Copy out every record below with complete accuracy.

Segment Open

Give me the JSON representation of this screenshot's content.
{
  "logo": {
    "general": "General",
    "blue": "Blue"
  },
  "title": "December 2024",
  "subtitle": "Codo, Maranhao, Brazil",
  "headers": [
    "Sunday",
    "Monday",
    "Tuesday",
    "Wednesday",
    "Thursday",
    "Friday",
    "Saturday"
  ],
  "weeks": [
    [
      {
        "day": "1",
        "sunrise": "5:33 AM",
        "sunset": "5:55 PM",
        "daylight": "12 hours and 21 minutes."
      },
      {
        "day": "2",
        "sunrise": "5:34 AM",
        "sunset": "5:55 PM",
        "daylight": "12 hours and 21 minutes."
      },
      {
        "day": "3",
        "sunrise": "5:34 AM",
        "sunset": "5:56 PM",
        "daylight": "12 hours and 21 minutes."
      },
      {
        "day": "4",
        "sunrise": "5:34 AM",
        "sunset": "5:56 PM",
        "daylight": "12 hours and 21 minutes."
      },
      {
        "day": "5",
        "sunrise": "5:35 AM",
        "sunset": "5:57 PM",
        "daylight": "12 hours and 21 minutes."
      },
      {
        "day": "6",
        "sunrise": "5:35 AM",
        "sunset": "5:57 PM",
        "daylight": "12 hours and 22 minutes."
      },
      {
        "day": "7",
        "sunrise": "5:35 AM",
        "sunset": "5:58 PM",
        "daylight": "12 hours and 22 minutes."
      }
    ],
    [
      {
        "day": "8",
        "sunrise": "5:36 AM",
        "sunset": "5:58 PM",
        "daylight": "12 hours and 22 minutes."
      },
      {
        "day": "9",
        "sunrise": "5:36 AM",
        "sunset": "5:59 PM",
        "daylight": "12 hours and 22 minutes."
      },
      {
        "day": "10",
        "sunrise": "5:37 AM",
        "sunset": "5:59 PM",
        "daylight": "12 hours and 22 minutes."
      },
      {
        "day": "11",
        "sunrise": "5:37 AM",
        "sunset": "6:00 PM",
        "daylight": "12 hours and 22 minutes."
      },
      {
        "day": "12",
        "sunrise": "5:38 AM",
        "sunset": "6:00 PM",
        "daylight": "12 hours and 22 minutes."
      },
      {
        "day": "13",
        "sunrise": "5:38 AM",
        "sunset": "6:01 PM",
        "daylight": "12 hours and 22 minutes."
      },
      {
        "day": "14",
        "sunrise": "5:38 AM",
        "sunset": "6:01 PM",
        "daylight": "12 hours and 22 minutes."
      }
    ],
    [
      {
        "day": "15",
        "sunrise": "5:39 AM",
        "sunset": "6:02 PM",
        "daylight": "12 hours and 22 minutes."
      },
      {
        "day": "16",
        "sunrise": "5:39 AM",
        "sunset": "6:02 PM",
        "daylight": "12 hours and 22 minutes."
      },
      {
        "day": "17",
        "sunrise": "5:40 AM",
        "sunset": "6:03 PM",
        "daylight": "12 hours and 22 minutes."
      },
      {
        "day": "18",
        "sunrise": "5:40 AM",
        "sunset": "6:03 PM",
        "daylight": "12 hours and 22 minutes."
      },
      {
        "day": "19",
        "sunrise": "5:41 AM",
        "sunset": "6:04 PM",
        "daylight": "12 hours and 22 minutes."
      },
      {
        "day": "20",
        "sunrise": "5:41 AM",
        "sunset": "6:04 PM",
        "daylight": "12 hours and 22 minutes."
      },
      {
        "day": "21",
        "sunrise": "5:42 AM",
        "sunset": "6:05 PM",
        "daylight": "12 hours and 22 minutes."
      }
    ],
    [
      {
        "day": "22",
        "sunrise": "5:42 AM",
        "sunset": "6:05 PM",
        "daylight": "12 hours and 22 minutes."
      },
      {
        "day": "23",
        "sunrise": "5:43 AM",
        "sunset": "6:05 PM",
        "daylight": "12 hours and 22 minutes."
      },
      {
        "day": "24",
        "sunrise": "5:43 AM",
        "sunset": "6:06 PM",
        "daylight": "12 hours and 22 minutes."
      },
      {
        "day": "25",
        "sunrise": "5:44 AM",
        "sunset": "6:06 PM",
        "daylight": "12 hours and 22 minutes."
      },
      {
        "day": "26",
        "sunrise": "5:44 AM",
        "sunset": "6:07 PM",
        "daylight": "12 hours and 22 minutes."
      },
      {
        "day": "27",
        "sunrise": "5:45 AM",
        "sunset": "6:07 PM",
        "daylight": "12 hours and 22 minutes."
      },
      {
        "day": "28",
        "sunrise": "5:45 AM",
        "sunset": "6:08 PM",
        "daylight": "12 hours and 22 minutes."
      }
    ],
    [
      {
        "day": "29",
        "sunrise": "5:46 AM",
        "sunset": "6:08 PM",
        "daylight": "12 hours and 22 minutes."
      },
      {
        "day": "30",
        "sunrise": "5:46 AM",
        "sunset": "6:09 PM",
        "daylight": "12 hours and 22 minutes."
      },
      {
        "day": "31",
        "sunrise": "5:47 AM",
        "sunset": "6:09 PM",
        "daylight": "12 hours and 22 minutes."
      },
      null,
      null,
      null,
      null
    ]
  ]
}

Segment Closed

Response area
Give me the JSON representation of this screenshot's content.
{
  "logo": {
    "general": "General",
    "blue": "Blue"
  },
  "title": "December 2024",
  "subtitle": "Codo, Maranhao, Brazil",
  "headers": [
    "Sunday",
    "Monday",
    "Tuesday",
    "Wednesday",
    "Thursday",
    "Friday",
    "Saturday"
  ],
  "weeks": [
    [
      {
        "day": "1",
        "sunrise": "5:33 AM",
        "sunset": "5:55 PM",
        "daylight": "12 hours and 21 minutes."
      },
      {
        "day": "2",
        "sunrise": "5:34 AM",
        "sunset": "5:55 PM",
        "daylight": "12 hours and 21 minutes."
      },
      {
        "day": "3",
        "sunrise": "5:34 AM",
        "sunset": "5:56 PM",
        "daylight": "12 hours and 21 minutes."
      },
      {
        "day": "4",
        "sunrise": "5:34 AM",
        "sunset": "5:56 PM",
        "daylight": "12 hours and 21 minutes."
      },
      {
        "day": "5",
        "sunrise": "5:35 AM",
        "sunset": "5:57 PM",
        "daylight": "12 hours and 21 minutes."
      },
      {
        "day": "6",
        "sunrise": "5:35 AM",
        "sunset": "5:57 PM",
        "daylight": "12 hours and 22 minutes."
      },
      {
        "day": "7",
        "sunrise": "5:35 AM",
        "sunset": "5:58 PM",
        "daylight": "12 hours and 22 minutes."
      }
    ],
    [
      {
        "day": "8",
        "sunrise": "5:36 AM",
        "sunset": "5:58 PM",
        "daylight": "12 hours and 22 minutes."
      },
      {
        "day": "9",
        "sunrise": "5:36 AM",
        "sunset": "5:59 PM",
        "daylight": "12 hours and 22 minutes."
      },
      {
        "day": "10",
        "sunrise": "5:37 AM",
        "sunset": "5:59 PM",
        "daylight": "12 hours and 22 minutes."
      },
      {
        "day": "11",
        "sunrise": "5:37 AM",
        "sunset": "6:00 PM",
        "daylight": "12 hours and 22 minutes."
      },
      {
        "day": "12",
        "sunrise": "5:38 AM",
        "sunset": "6:00 PM",
        "daylight": "12 hours and 22 minutes."
      },
      {
        "day": "13",
        "sunrise": "5:38 AM",
        "sunset": "6:01 PM",
        "daylight": "12 hours and 22 minutes."
      },
      {
        "day": "14",
        "sunrise": "5:38 AM",
        "sunset": "6:01 PM",
        "daylight": "12 hours and 22 minutes."
      }
    ],
    [
      {
        "day": "15",
        "sunrise": "5:39 AM",
        "sunset": "6:02 PM",
        "daylight": "12 hours and 22 minutes."
      },
      {
        "day": "16",
        "sunrise": "5:39 AM",
        "sunset": "6:02 PM",
        "daylight": "12 hours and 22 minutes."
      },
      {
        "day": "17",
        "sunrise": "5:40 AM",
        "sunset": "6:03 PM",
        "daylight": "12 hours and 22 minutes."
      },
      {
        "day": "18",
        "sunrise": "5:40 AM",
        "sunset": "6:03 PM",
        "daylight": "12 hours and 22 minutes."
      },
      {
        "day": "19",
        "sunrise": "5:41 AM",
        "sunset": "6:04 PM",
        "daylight": "12 hours and 22 minutes."
      },
      {
        "day": "20",
        "sunrise": "5:41 AM",
        "sunset": "6:04 PM",
        "daylight": "12 hours and 22 minutes."
      },
      {
        "day": "21",
        "sunrise": "5:42 AM",
        "sunset": "6:05 PM",
        "daylight": "12 hours and 22 minutes."
      }
    ],
    [
      {
        "day": "22",
        "sunrise": "5:42 AM",
        "sunset": "6:05 PM",
        "daylight": "12 hours and 22 minutes."
      },
      {
        "day": "23",
        "sunrise": "5:43 AM",
        "sunset": "6:05 PM",
        "daylight": "12 hours and 22 minutes."
      },
      {
        "day": "24",
        "sunrise": "5:43 AM",
        "sunset": "6:06 PM",
        "daylight": "12 hours and 22 minutes."
      },
      {
        "day": "25",
        "sunrise": "5:44 AM",
        "sunset": "6:06 PM",
        "daylight": "12 hours and 22 minutes."
      },
      {
        "day": "26",
        "sunrise": "5:44 AM",
        "sunset": "6:07 PM",
        "daylight": "12 hours and 22 minutes."
      },
      {
        "day": "27",
        "sunrise": "5:45 AM",
        "sunset": "6:07 PM",
        "daylight": "12 hours and 22 minutes."
      },
      {
        "day": "28",
        "sunrise": "5:45 AM",
        "sunset": "6:08 PM",
        "daylight": "12 hours and 22 minutes."
      }
    ],
    [
      {
        "day": "29",
        "sunrise": "5:46 AM",
        "sunset": "6:08 PM",
        "daylight": "12 hours and 22 minutes."
      },
      {
        "day": "30",
        "sunrise": "5:46 AM",
        "sunset": "6:09 PM",
        "daylight": "12 hours and 22 minutes."
      },
      {
        "day": "31",
        "sunrise": "5:47 AM",
        "sunset": "6:09 PM",
        "daylight": "12 hours and 22 minutes."
      },
      null,
      null,
      null,
      null
    ]
  ]
}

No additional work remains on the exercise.